Tumeric & Ayurveda
Turmeric has been used for centuries in Ayurveda, the 5,000 year old natural healing system of India . It is called by 46 different synonyms, including: “pitta” (yellow), “gauri” (brilliant), and all words that indicate “night” . This comes from a tradition of married women applying turmeric to their cheeks in the evening in preparation for a visit from Lakshmi (The Goddess of Prosperity). In Ayurveda, turmeric is believed to balance the three doshas (vata, pitta, and kapha). It has been used by Ayurvedic healers as medicine taken internally in the form of fresh juice, boiled tea, tinctures, or powder, and topically as creams, lotions, pastes, and ointments. There are many ancient Ayurvedic formulas utilizing turmeric. Milk boiled with turmeric and sugar was a popular cold remedy and turmeric juice was used to help heal wounds, bruises, and leech bites. A paste made from turmeric, lime, and salt was commonly applied to sprains and inflamed joints. Smoke made by sprinkling turmeric over burnt charcoal was used to relieve scorpion stings within a few minutes that the affected area is exposed to smoke. Inhaling the fumes of burning turmeric was also used commonly to release copious amounts of mucous and provide instant relief from congestion. The fumes also were believed to help in hysteric fits . A pinch of turmeric was also used as an insect repellent in the kitchen. A paste made of turmeric alone or with neem leaves was used for ringworm, itching, eczema, and any other parasitic skin condition. The Charakra Samhita section on Therapeutics states that turmeric, black pepper, long pepper, and ox bile was a common remedy for consumed poison or snake bites, up until the last stage . The Charakra Samhita also provides a traditional remedy for jaundice: turmeric, triphala, neem bark, bala, licorice cooked in milk and ghee of buffalo. If this did not work and there is “found residue of morbidity still lodged in the body”, inhalation therapy was indicated. Cigars were made from turmeric paste, cinnamon, castor plant root, lac, red arsenic, deodar, yellow orpiment, and nardus, smeared with ghee and smoked. Inhalation of the fumes of barley paste with ghee was also a treatment for jaundice. Hemorrhoids (piles) were treated with an ointment of turmeric, hemp leaves, onions, and warm mustard oil or linseed oil, applied externally when the hemorrhoids are painful and protruding. Pastes of turmeric were used for smallpox, chickenpox, shingles, ulcers, conjunctivitis, skin blemishes, malaria, and applied to the cut placenta after the birth of a child.

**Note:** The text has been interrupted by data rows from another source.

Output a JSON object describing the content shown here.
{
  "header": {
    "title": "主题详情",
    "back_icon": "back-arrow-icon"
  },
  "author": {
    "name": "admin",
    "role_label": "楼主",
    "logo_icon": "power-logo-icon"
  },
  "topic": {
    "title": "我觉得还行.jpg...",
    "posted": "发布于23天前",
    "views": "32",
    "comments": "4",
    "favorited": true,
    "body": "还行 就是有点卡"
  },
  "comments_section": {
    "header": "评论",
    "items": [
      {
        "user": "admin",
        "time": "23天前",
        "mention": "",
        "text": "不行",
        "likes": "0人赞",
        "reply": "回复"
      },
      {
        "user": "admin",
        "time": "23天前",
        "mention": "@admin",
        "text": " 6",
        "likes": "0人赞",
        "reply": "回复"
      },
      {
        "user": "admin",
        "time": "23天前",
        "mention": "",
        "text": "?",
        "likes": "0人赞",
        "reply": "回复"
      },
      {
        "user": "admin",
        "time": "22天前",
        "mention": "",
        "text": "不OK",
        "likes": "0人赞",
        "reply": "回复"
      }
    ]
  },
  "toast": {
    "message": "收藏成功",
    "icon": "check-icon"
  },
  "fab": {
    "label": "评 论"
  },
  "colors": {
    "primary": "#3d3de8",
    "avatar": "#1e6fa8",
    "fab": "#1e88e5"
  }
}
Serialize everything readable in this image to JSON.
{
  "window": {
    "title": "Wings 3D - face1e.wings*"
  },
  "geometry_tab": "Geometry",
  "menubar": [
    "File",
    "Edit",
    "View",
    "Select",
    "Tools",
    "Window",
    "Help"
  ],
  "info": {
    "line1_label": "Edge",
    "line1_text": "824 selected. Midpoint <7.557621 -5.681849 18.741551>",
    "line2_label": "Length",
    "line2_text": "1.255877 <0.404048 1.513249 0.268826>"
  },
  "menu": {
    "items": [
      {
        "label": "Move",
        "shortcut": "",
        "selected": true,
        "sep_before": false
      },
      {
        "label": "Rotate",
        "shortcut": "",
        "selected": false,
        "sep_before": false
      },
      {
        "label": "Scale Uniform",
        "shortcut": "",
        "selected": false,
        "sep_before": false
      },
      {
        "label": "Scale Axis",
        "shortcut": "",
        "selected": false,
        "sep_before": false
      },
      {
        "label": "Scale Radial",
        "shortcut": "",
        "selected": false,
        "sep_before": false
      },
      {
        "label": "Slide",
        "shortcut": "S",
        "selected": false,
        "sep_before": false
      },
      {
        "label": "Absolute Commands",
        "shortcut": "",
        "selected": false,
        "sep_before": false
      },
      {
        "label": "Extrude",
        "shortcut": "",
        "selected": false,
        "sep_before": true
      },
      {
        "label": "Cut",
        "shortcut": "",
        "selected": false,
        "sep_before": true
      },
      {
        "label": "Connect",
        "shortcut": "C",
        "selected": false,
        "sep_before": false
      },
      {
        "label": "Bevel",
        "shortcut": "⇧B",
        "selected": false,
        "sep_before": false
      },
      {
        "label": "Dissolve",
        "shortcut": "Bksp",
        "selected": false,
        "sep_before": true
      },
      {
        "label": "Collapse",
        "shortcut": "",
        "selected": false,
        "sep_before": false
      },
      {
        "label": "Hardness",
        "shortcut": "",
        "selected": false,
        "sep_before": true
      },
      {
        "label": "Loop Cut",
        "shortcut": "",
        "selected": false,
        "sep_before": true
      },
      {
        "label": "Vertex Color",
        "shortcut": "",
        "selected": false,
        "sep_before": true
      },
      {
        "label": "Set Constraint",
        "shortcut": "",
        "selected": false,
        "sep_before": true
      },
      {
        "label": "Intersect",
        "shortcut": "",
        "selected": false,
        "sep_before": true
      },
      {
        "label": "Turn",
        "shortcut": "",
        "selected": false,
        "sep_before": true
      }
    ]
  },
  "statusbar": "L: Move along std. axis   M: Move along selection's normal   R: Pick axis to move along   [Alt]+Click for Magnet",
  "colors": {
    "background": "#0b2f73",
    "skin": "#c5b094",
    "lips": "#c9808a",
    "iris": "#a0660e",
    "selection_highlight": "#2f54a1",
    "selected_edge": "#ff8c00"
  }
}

Considered one of the greatest skin healers, turmeric is antibacterial, anti-viral, antiseptic, anti-inflammatory and anti-allergenic. Rich in antioxidants, it effectively protects the skin cells from damage, rejuvenates cellular tissue, helps reduce pigmentation and provides smooth and glowing skin. We use it in our Healing Oil blend.